[Data about app and page elements]

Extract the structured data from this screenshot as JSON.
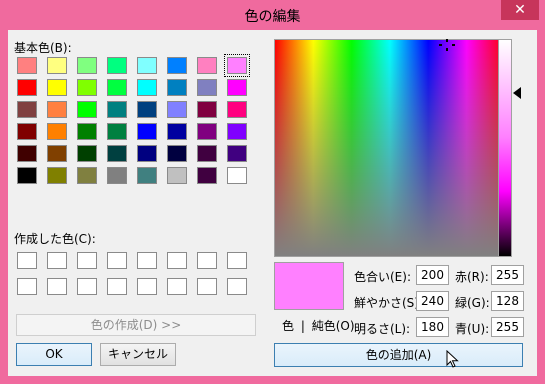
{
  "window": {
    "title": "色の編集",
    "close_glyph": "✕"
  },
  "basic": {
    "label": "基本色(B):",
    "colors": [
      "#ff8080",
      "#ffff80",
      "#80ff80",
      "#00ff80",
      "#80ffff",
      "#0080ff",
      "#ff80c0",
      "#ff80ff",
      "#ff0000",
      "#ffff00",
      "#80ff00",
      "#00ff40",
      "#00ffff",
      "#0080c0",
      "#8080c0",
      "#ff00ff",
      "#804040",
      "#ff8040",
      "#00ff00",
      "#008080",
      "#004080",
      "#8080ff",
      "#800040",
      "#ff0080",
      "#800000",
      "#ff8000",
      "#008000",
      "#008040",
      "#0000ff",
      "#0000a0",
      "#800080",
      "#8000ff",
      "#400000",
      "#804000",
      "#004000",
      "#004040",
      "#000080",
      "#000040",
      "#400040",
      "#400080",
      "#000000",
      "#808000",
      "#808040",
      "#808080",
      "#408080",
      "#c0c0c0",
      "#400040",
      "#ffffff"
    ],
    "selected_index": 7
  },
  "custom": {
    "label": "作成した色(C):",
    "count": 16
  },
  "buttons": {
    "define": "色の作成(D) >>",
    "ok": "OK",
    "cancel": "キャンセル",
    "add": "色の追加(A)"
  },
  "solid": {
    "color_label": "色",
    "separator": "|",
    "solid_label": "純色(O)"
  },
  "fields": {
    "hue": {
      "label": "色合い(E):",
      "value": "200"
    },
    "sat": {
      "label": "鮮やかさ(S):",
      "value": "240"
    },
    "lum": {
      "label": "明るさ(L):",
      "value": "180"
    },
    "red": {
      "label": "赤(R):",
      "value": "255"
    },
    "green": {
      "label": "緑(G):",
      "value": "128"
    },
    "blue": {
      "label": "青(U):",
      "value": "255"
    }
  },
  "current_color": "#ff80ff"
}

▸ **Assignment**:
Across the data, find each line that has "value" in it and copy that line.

▸ **Problem solution**:
      "value": "200"
      "value": "240"
      "value": "180"
      "value": "255"
      "value": "128"
      "value": "255"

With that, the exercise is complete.